- 2 Samuel 23:1-7 and Psalm 132:1-12, (13-18) OR
- Daniel 7:9-10, 13-14 and Psalm 93 •
- Revelation 1:4b-8 •
- John 18:33-37
Thoughts on the Word:
The idea of a king (or queen) is something that seems odd to many of us, who live in modern liberal democracies. While my country technically comes under the dominion of a monarch (Queen Elizabeth II) our constitution and legal structure is such that she is really no more than a figurehead who signs off on legislation. This was not always how Kings and Queens were however. The people of first century Israel certainly understood Kingship very differently. They understood it in terms of absolute power - the King had complete control, of every aspect of the kingdom - from the treasury, to the army, to the religion of their subjects. It was not uncommon for Kings to exercise this power with brutal force in order to ensure their continued reign - their continued power over their subjects.
When Jesus came, and it began to dawn on his followers that he was the promised Messiah - the promised King of Israel, they were expecting that he would exercise his power in the same way - preferably by first vanquishing their Roman occupiers and destroying all those who opposed his rule.
However that is not the kind of King that Jesus is. Jesus' Kingship is not one of earthly dominion and power, rather it is a Kinship not of this world - as we see in John 18:36. It is important however that we understand that Jesus saying that his kingdom is not “of this world,” certainly doesn't mean that it is not “in this world.” Jesus calls us to live lives of justice and compassion, understanding and generosity. His kingdom, the reign of God, is centred on living out a life of service and love. Jesus is a very different kind of King!

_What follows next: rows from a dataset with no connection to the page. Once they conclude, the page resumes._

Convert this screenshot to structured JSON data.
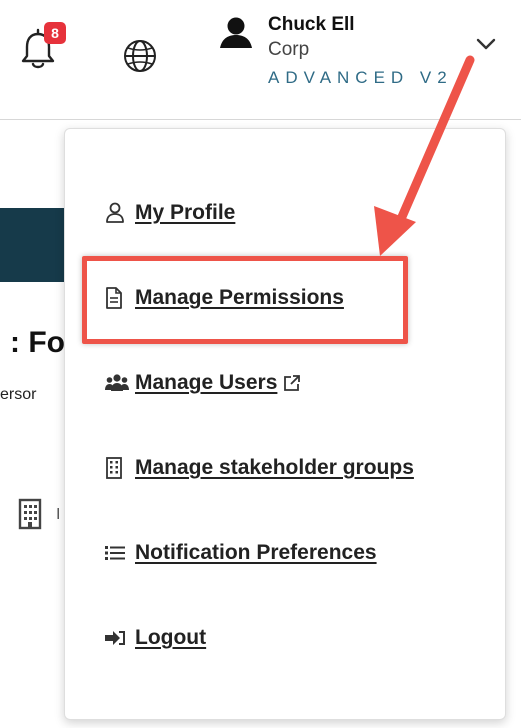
{
  "header": {
    "notifications": {
      "count": "8",
      "icon": "bell-icon"
    },
    "language": {
      "icon": "globe-icon"
    },
    "user": {
      "name": "Chuck Ell",
      "org": "Corp",
      "plan": "ADVANCED V2",
      "avatar_icon": "user-avatar-icon",
      "dropdown_icon": "chevron-down-icon"
    }
  },
  "background": {
    "heading_fragment": ": Fo",
    "subtext_fragment": "ersor"
  },
  "menu": {
    "items": [
      {
        "label": "My Profile",
        "icon": "user-outline-icon"
      },
      {
        "label": "Manage Permissions",
        "icon": "document-icon"
      },
      {
        "label": "Manage Users",
        "icon": "users-icon",
        "external": true
      },
      {
        "label": "Manage stakeholder groups",
        "icon": "building-icon"
      },
      {
        "label": "Notification Preferences",
        "icon": "list-icon"
      },
      {
        "label": "Logout",
        "icon": "logout-icon"
      }
    ]
  },
  "annotation": {
    "color": "#ee5449",
    "highlighted_item": "Manage Permissions"
  },
  "colors": {
    "badge": "#e6323b",
    "plan_text": "#2f6b86",
    "band": "#163a4a"
  }
}
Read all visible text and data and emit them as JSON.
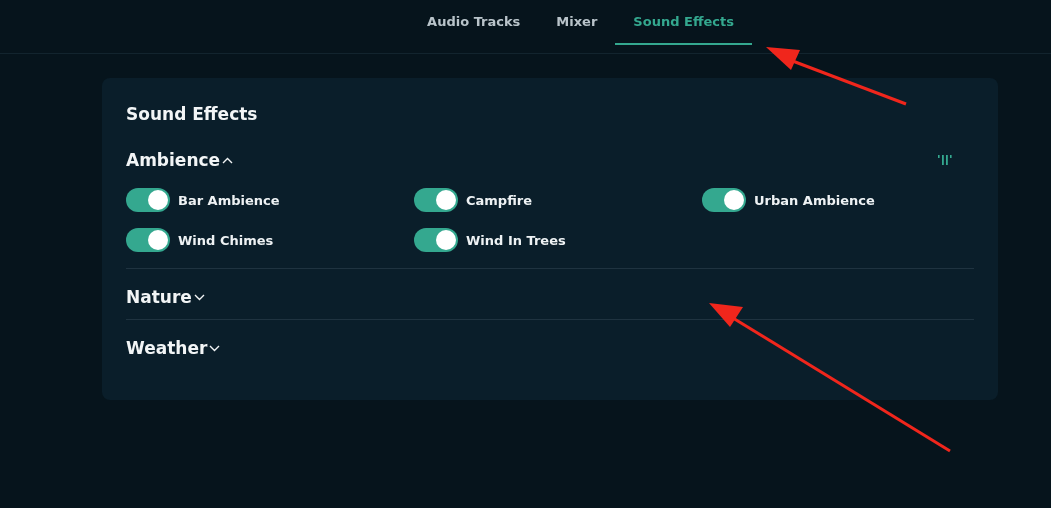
{
  "tabs": [
    {
      "label": "Audio Tracks",
      "selected": false
    },
    {
      "label": "Mixer",
      "selected": false
    },
    {
      "label": "Sound Effects",
      "selected": true
    }
  ],
  "panel": {
    "title": "Sound Effects",
    "categories": [
      {
        "name": "Ambience",
        "expanded": true,
        "items": [
          {
            "label": "Bar Ambience",
            "on": true
          },
          {
            "label": "Campfire",
            "on": true
          },
          {
            "label": "Urban Ambience",
            "on": true
          },
          {
            "label": "Wind Chimes",
            "on": true
          },
          {
            "label": "Wind In Trees",
            "on": true
          }
        ]
      },
      {
        "name": "Nature",
        "expanded": false
      },
      {
        "name": "Weather",
        "expanded": false
      }
    ]
  }
}
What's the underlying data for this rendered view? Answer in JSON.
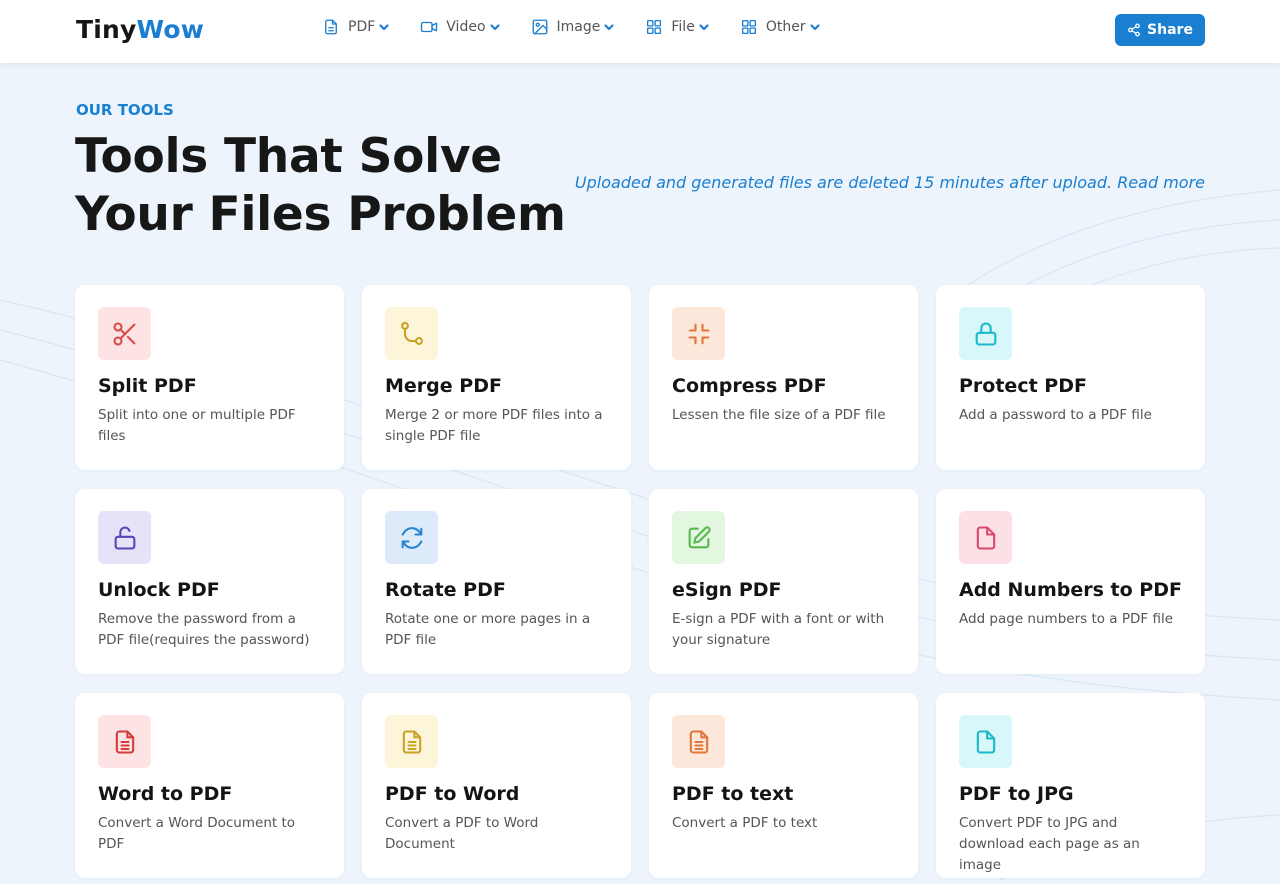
{
  "header": {
    "logo_part1": "Tiny",
    "logo_part2": "Wow",
    "nav": [
      {
        "label": "PDF",
        "icon": "document-icon"
      },
      {
        "label": "Video",
        "icon": "video-camera-icon"
      },
      {
        "label": "Image",
        "icon": "image-icon"
      },
      {
        "label": "File",
        "icon": "grid-icon"
      },
      {
        "label": "Other",
        "icon": "grid-icon"
      }
    ],
    "share_label": "Share"
  },
  "hero": {
    "eyebrow": "OUR TOOLS",
    "title_line1": "Tools That Solve",
    "title_line2": "Your Files Problem",
    "notice": "Uploaded and generated files are deleted 15 minutes after upload.",
    "read_more": "Read more"
  },
  "tools": [
    {
      "title": "Split PDF",
      "desc": "Split into one or multiple PDF files",
      "icon": "scissors-icon",
      "color": "#d94a4a",
      "bg": "#fde3e3"
    },
    {
      "title": "Merge PDF",
      "desc": "Merge 2 or more PDF files into a single PDF file",
      "icon": "merge-icon",
      "color": "#c9a227",
      "bg": "#fdf5d9"
    },
    {
      "title": "Compress PDF",
      "desc": "Lessen the file size of a PDF file",
      "icon": "compress-icon",
      "color": "#e0773b",
      "bg": "#fde6da"
    },
    {
      "title": "Protect PDF",
      "desc": "Add a password to a PDF file",
      "icon": "lock-icon",
      "color": "#19b9c9",
      "bg": "#d8f7fa"
    },
    {
      "title": "Unlock PDF",
      "desc": "Remove the password from a PDF file(requires the password)",
      "icon": "unlock-icon",
      "color": "#5a43b8",
      "bg": "#e6e3f9"
    },
    {
      "title": "Rotate PDF",
      "desc": "Rotate one or more pages in a PDF file",
      "icon": "rotate-icon",
      "color": "#2a86cf",
      "bg": "#dceaf9"
    },
    {
      "title": "eSign PDF",
      "desc": "E-sign a PDF with a font or with your signature",
      "icon": "edit-icon",
      "color": "#57b84e",
      "bg": "#e3f6e0"
    },
    {
      "title": "Add Numbers to PDF",
      "desc": "Add page numbers to a PDF file",
      "icon": "file-icon",
      "color": "#d94a6a",
      "bg": "#fde0e6"
    },
    {
      "title": "Word to PDF",
      "desc": "Convert a Word Document to PDF",
      "icon": "file-text-icon",
      "color": "#d23d3d",
      "bg": "#fde3e3"
    },
    {
      "title": "PDF to Word",
      "desc": "Convert a PDF to Word Document",
      "icon": "file-text-icon",
      "color": "#c9a227",
      "bg": "#fdf5d9"
    },
    {
      "title": "PDF to text",
      "desc": "Convert a PDF to text",
      "icon": "file-text-icon",
      "color": "#e0773b",
      "bg": "#fde6da"
    },
    {
      "title": "PDF to JPG",
      "desc": "Convert PDF to JPG and download each page as an image",
      "icon": "file-icon",
      "color": "#19b9c9",
      "bg": "#d8f7fa"
    }
  ]
}
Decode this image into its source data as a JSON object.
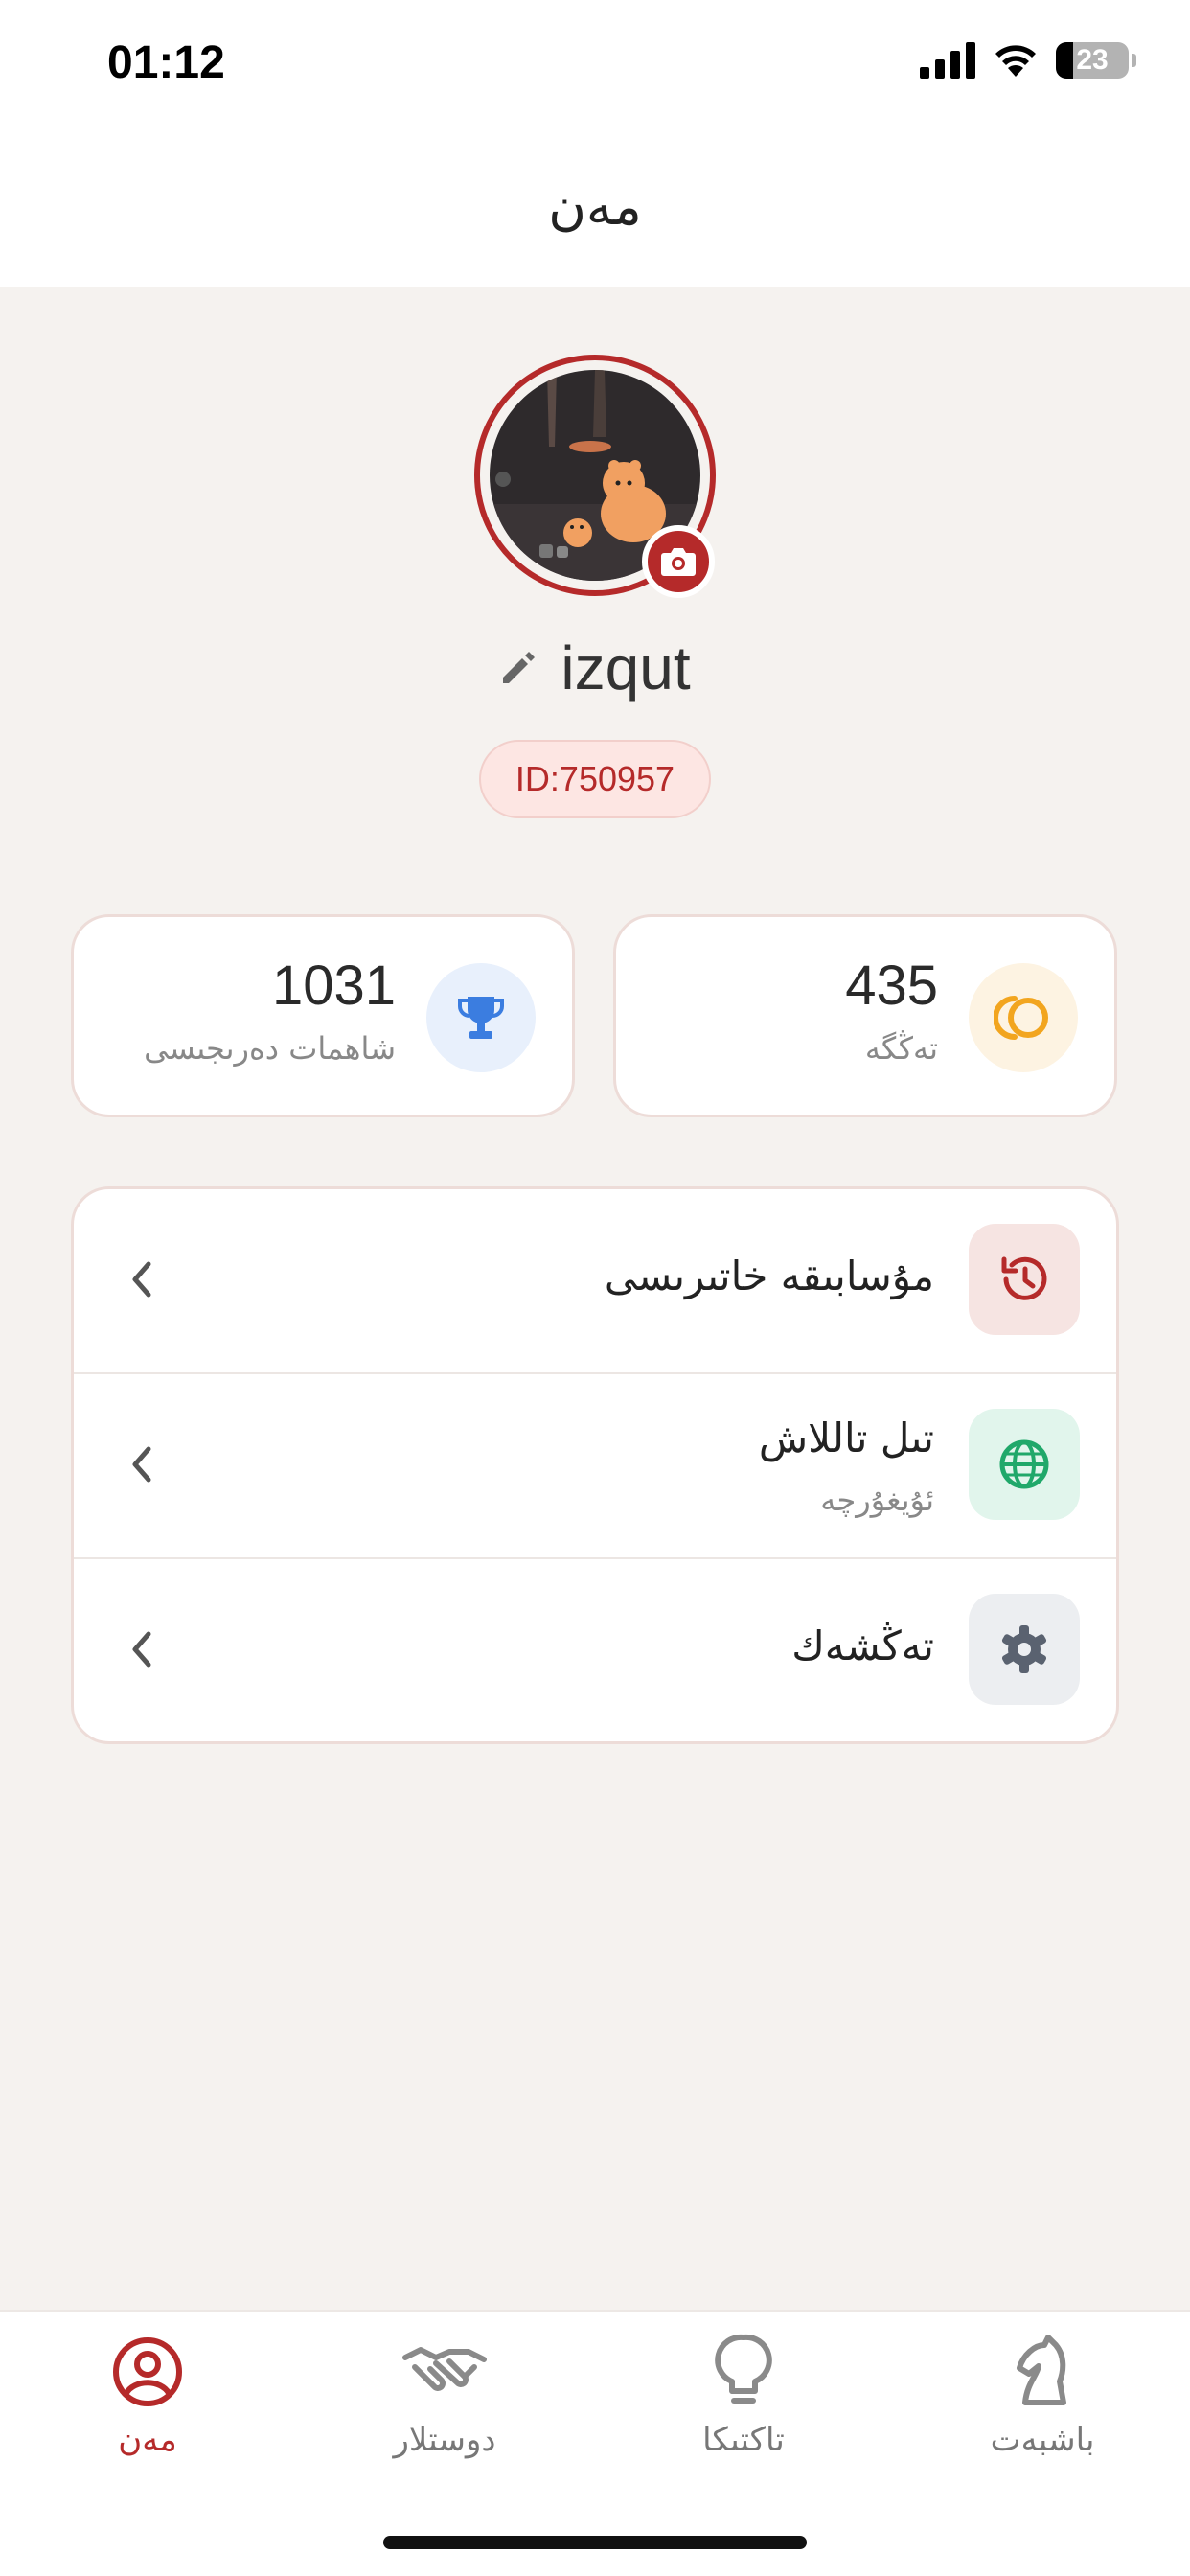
{
  "status_bar": {
    "time": "01:12",
    "battery": "23"
  },
  "header": {
    "title": "مەن"
  },
  "profile": {
    "username": "izqut",
    "id_label": "ID:750957"
  },
  "stats": [
    {
      "value": "1031",
      "label": "شاھمات دەرىجىسى",
      "icon": "trophy-icon",
      "color": "#3b7de0"
    },
    {
      "value": "435",
      "label": "تەڭگە",
      "icon": "coin-icon",
      "color": "#f2a51f"
    }
  ],
  "menu": [
    {
      "title": "مۇسابىقە خاتىرىسى",
      "subtitle": "",
      "icon": "history-icon",
      "color": "#b52a2a"
    },
    {
      "title": "تىل تاللاش",
      "subtitle": "ئۇيغۇرچە",
      "icon": "globe-icon",
      "color": "#20a86a"
    },
    {
      "title": "تەڭشەك",
      "subtitle": "",
      "icon": "gear-icon",
      "color": "#5a6270"
    }
  ],
  "tabs": [
    {
      "label": "مەن",
      "icon": "user-circle-icon",
      "active": true
    },
    {
      "label": "دوستلار",
      "icon": "handshake-icon",
      "active": false
    },
    {
      "label": "تاكتىكا",
      "icon": "lightbulb-icon",
      "active": false
    },
    {
      "label": "باشبەت",
      "icon": "chess-knight-icon",
      "active": false
    }
  ],
  "colors": {
    "accent": "#b52a2a",
    "background": "#f5f2ef"
  }
}
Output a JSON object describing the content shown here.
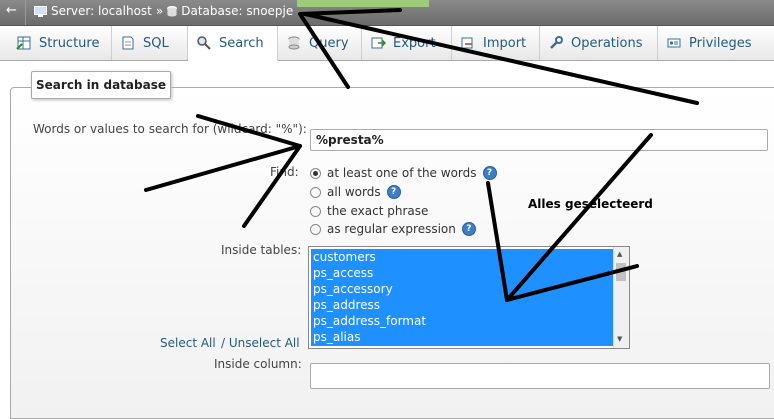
{
  "breadcrumb": {
    "back": "←",
    "server": "Server: localhost",
    "separator": "»",
    "database": "Database: snoepje"
  },
  "tabs": [
    {
      "label": "Structure",
      "icon": "structure-icon"
    },
    {
      "label": "SQL",
      "icon": "sql-icon"
    },
    {
      "label": "Search",
      "icon": "search-icon",
      "active": true
    },
    {
      "label": "Query",
      "icon": "query-icon"
    },
    {
      "label": "Export",
      "icon": "export-icon"
    },
    {
      "label": "Import",
      "icon": "import-icon"
    },
    {
      "label": "Operations",
      "icon": "wrench-icon"
    },
    {
      "label": "Privileges",
      "icon": "privileges-icon"
    }
  ],
  "form": {
    "legend": "Search in database",
    "words_label": "Words or values to search for (wildcard: \"%\"):",
    "words_value": "%presta%",
    "find_label": "Find:",
    "find_options": [
      {
        "label": "at least one of the words",
        "checked": true,
        "help": true
      },
      {
        "label": "all words",
        "checked": false,
        "help": true
      },
      {
        "label": "the exact phrase",
        "checked": false,
        "help": false
      },
      {
        "label": "as regular expression",
        "checked": false,
        "help": true
      }
    ],
    "tables_label": "Inside tables:",
    "tables": [
      "customers",
      "ps_access",
      "ps_accessory",
      "ps_address",
      "ps_address_format",
      "ps_alias"
    ],
    "select_all": "Select All",
    "unselect_all": "/ Unselect All",
    "column_label": "Inside column:",
    "column_value": ""
  },
  "annotation": {
    "text": "Alles geselecteerd"
  },
  "colors": {
    "selection": "#1e90ff",
    "link": "#235a81",
    "topbar": "#7a7a7a"
  }
}
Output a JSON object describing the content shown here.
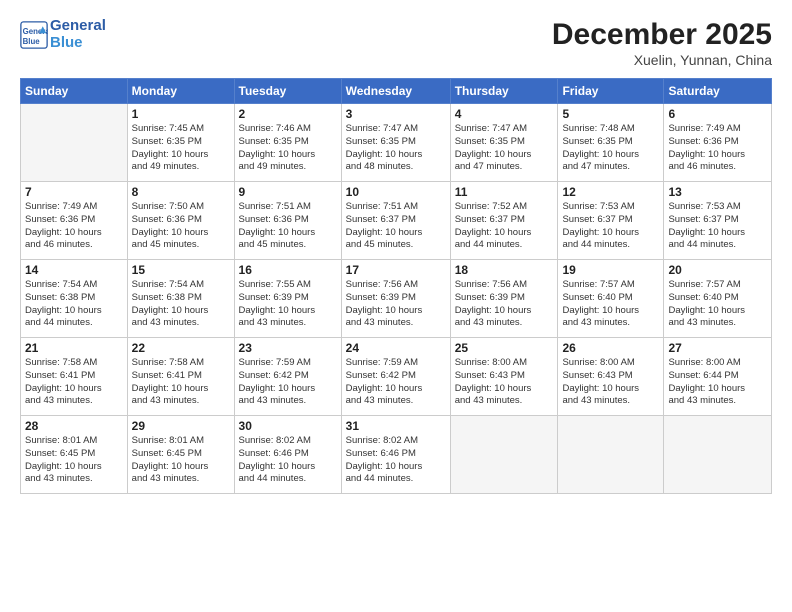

The apocalyptic readings we see for today in Daniel and Revelation show us imagery of Christ the King reigning in the heavenly realm. These readings have meaning for today's feast, for the end of the liturgical year and for the world in which we find ourselves today. First, they remind us of the nature of the authentic rule of Christ. It is a rule of victory through self-giving. It is a rule where authority springs from truth. Whenever we follow the example set for us by Christ, we participate “in this world” in the reign of God, which is not “of this world.”
As we reflect on this reigning victorious King who is our Lord and saviour - it is worth reflecting on the journey that we have taken over the liturgical year, which ends today. The Church's year takes us on a journey, from anticipation of the coming saviour in Advent (which we begin again next week) through his life, death and resurrection - today we conclude the liturgical year by looking to our triumphant King. Let us in looking to Him, seek to love as He loves, to give as He gives and to serve as He serves.
God bless you this week.
This was adapted from here.